The role of antibiotics
Antibiotics are drugs that kill bacteria or prevent them from reproducing. They are commonly used to cure diseases caused by bacteria, such as otitis, tuberculosis, and pneumonia. They are also sometimes prescribed to prevent complications from an infection. Antibiotics, when used properly, save many lives every day.
However, they are ineffective against illnesses caused by viruses, such as the common cold and the flu. They will not cure or improve symptoms of viral infections. It can sometimes be difficult to differentiate a bacterial infection from a viral infection. It is therefore important to consult your health care provider to make sure you get the right treatment.
Efficacy of antibiotics
Antibiotics are effective when used under certain conditions.
The right antibiotic must be used to treat a specific infection. Some medications that are highly effective for a tooth infection, for example, will not help with a sinus infection. In addition, an infection may be caused by a single bacteria or many. Sometimes, tests are needed to find the bacteria that caused the infection.

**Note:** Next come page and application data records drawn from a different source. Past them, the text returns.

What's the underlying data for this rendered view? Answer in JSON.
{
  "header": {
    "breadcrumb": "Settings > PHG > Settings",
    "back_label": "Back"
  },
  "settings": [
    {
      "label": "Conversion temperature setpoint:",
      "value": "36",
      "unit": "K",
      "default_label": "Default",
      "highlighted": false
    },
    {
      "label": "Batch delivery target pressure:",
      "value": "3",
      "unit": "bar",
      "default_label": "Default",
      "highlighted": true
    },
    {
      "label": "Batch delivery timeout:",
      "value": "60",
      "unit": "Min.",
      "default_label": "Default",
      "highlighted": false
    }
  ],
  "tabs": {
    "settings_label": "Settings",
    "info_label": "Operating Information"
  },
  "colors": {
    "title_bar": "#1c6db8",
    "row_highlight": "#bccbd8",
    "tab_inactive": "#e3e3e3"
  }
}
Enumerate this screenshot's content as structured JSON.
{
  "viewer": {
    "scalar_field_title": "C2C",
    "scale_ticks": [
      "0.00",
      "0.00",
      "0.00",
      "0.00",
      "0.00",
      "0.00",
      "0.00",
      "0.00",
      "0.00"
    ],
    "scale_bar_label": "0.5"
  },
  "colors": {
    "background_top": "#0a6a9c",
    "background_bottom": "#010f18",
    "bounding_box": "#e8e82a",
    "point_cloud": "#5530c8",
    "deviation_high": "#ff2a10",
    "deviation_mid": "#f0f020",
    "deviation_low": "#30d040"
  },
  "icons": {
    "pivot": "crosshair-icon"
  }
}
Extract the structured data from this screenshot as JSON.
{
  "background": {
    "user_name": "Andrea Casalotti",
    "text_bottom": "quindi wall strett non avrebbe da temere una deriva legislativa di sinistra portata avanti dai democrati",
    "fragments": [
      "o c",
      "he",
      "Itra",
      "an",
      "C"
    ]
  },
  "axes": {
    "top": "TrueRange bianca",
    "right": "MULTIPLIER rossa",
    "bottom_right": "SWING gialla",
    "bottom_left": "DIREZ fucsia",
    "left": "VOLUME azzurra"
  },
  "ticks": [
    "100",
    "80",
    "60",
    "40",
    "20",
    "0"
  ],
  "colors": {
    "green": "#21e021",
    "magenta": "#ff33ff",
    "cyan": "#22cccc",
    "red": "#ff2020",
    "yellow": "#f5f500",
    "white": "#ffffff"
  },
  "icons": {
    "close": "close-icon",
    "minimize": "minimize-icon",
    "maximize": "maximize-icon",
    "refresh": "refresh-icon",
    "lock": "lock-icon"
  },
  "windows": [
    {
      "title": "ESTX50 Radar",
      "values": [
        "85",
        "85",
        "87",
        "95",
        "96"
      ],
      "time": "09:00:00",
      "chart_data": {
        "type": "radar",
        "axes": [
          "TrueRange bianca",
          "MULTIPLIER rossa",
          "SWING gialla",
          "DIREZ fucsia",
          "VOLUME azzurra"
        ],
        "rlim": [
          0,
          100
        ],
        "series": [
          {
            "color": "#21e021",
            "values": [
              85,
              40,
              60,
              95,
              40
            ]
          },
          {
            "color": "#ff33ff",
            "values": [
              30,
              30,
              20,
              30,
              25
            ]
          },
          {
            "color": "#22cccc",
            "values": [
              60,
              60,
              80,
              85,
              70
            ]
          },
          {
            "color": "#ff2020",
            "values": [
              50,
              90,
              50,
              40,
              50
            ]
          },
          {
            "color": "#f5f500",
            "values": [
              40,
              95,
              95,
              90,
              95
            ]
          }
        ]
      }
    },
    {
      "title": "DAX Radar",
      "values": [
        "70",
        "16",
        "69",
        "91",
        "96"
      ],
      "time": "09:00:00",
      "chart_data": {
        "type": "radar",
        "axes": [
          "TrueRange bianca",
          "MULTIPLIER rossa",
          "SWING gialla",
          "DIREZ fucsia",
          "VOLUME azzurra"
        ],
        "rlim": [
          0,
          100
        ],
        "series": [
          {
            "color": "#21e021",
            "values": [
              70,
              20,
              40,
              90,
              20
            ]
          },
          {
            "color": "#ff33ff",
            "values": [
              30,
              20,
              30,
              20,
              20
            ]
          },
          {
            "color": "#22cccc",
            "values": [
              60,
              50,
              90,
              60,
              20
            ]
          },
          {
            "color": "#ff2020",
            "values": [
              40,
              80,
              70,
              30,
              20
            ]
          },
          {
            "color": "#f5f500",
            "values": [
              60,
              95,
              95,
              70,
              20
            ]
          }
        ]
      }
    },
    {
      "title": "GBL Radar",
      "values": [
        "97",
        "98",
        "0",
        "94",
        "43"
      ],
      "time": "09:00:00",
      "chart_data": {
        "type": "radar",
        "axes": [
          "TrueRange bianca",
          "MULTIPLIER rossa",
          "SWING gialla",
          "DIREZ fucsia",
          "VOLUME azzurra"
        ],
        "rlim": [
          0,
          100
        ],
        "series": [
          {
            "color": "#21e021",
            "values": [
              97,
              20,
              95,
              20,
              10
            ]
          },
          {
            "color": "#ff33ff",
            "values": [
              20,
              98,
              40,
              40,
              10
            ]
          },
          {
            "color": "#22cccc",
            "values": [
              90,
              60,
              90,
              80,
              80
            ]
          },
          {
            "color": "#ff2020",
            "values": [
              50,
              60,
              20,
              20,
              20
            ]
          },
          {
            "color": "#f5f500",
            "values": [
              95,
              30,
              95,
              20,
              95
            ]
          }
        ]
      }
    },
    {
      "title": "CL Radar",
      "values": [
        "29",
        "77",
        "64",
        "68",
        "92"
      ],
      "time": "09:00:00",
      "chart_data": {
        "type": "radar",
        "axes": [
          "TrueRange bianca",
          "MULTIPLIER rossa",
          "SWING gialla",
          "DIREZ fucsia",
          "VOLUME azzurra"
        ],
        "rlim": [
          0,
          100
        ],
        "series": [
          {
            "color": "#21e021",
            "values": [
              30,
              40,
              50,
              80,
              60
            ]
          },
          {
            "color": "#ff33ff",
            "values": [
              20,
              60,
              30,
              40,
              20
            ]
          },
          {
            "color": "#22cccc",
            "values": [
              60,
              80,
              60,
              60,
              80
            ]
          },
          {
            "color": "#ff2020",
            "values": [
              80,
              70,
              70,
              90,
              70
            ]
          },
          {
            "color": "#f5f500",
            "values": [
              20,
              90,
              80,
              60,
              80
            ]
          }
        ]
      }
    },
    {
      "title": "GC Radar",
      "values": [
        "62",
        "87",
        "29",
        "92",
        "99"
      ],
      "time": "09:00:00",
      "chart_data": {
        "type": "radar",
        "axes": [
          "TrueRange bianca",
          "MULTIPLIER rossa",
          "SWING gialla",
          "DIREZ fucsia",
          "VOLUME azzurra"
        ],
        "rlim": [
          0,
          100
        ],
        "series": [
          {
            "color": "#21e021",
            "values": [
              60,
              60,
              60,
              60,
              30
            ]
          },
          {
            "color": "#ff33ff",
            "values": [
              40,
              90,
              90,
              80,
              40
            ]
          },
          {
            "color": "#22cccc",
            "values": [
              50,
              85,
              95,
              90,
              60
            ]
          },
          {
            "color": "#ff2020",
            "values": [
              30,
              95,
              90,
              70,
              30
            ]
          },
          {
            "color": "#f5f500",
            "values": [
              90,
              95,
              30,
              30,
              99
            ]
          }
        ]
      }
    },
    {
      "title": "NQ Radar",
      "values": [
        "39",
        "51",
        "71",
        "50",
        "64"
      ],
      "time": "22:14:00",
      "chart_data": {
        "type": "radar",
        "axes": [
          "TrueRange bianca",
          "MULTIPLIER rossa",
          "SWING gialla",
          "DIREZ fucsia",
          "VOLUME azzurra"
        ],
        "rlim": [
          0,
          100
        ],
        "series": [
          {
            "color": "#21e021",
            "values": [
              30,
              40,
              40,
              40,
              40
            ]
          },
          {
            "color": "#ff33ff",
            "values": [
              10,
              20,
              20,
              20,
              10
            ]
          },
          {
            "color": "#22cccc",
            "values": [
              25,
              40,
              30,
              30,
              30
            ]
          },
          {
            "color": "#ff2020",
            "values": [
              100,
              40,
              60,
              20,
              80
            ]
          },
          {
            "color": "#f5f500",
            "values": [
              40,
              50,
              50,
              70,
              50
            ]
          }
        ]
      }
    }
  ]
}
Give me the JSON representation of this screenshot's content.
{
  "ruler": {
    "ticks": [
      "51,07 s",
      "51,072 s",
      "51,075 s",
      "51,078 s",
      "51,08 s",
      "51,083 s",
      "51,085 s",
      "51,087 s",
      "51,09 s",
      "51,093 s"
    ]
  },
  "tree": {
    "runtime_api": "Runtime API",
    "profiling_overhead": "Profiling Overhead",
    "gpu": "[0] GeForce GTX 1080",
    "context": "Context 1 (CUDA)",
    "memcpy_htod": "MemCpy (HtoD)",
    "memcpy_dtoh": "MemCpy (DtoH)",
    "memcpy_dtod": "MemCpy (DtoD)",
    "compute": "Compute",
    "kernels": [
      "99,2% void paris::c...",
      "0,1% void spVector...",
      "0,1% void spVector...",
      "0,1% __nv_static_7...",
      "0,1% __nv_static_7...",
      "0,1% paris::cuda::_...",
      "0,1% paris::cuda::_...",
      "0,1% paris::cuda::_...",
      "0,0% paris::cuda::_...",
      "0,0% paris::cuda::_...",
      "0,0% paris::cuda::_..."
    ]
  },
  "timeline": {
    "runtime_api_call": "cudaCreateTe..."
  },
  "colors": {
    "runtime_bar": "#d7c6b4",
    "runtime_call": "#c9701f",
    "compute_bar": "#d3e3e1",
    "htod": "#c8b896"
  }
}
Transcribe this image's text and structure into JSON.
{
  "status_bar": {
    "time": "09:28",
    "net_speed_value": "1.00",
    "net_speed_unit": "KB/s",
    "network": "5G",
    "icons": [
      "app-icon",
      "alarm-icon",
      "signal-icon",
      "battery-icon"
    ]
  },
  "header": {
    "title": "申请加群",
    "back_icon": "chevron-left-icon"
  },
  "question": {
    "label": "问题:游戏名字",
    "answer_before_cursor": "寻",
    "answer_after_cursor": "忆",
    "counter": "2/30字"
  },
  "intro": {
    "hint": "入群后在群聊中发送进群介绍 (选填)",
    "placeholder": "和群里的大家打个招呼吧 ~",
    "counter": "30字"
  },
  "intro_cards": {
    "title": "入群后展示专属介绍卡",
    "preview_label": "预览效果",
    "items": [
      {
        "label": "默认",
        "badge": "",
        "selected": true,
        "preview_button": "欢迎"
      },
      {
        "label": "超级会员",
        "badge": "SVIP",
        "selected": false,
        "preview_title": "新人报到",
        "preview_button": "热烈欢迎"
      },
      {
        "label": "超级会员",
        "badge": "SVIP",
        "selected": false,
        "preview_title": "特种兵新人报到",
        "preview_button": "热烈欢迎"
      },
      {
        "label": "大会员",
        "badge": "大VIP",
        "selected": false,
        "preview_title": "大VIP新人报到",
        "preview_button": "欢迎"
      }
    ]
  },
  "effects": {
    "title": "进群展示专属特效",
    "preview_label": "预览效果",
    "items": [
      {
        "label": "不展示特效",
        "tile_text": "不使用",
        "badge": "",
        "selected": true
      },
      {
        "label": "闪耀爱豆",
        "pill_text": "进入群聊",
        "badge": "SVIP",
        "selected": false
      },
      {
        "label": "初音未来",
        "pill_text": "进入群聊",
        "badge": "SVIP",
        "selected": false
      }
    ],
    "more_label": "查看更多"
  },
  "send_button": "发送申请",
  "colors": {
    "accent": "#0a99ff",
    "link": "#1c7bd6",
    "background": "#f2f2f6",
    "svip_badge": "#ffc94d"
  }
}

Antibiotics must be taken as directed. It is very important to follow the instructions from your pharmacist.
Antibiotic resistance happens when the antibiotics normally used to treat a specific type of bacteria do not work as well or fail completely. As bacteria are living organisms capable of adapting, they can develop defences against the antibiotic.
When this happens, a different drug must be used to kill the bacteria. Unfortunately, antibiotic resistance is an increasingly common problem. One day, we may no longer have effective antibiotics for certain bacteria.
Antibiotic allergies can be serious and should not be taken lightly. Always tell your health care provider(s) about any antibiotic allergies you have and the reaction that has occurred. Consult a health care professional immediately if you experience any of the following symptoms after taking an antibiotic:
- Red patches of skin
- Difficulty breathing
If an allergy is confirmed, a different antibiotic may be prescribed. Note that some people may experience adverse effects, which are not the same as an allergy.
Adverse Effects of Antibiotics
Our bodies need certain microorganisms to work properly. They make up our normal flora and protect us from other microbes that can make us sick (pathogens). Antibiotic use can disrupt our normal flora, leading to a secondary infection by a pathogen.
Here are two examples of adverse effects due to an imbalance in normal flora caused by an antibiotic:
- Your pharmacist may recommend that you take probiotics during treatment to prevent diarrhea. However, some people carry a bacteria called Clostridioides difficile in their intestines. This bacteria is usually harmless to humans, but when allowed to multiply freely, it can become harmful, especially to the elderly. Seek medical attention if you experience any of the following symptoms, even several days after stopping an antibiotic:
- Liquid diarrhea (three or more bowel movements per day for at least two days)
- Abdominal pain
- Loss of appetite
- For many women, antibiotics can imbalance the normal flora of the vagina or vulva, resulting in a yeast infection (candidiasis). Your pharmacist can advise you on the appropriate treatment.
Antibiotics can interact with other drugs. This is why it is important to tell your pharmacist if you're taking any medications, natural health products, multivitamins, or minerals.
Antibiotics in Children
Here are some important things to keep in mind to ensure appropriate antibiotic use in children:
The child's weight
- You will need to know the child's body weight, so that the right dose of medication is given. If the dose is too low, it may be ineffective. If the dose is too high, the risk of adverse effects goes up unnecessarily.
- Be sure to accurately measure the dose so that the treatment is effective. For liquids, always use the dosing tool provided by your pharmacist.
- Shake liquid antibiotics well before administering them. The drug tends to settle to the bottom and the measured dose would not have the right amount of medication.
- Store liquid antibiotics at the recommended temperature.
Form and flavour preferences
- Mention your child's preferences at the pharmacy. If possible, your pharmacist will choose the form and flavour that your child will like best.
Duration of treatment
- Complete the full course of antibiotics prescribed by your health care provider. If there is any medication left after this time, it is important to discard it. It should not be used after the expiration date on the bottle.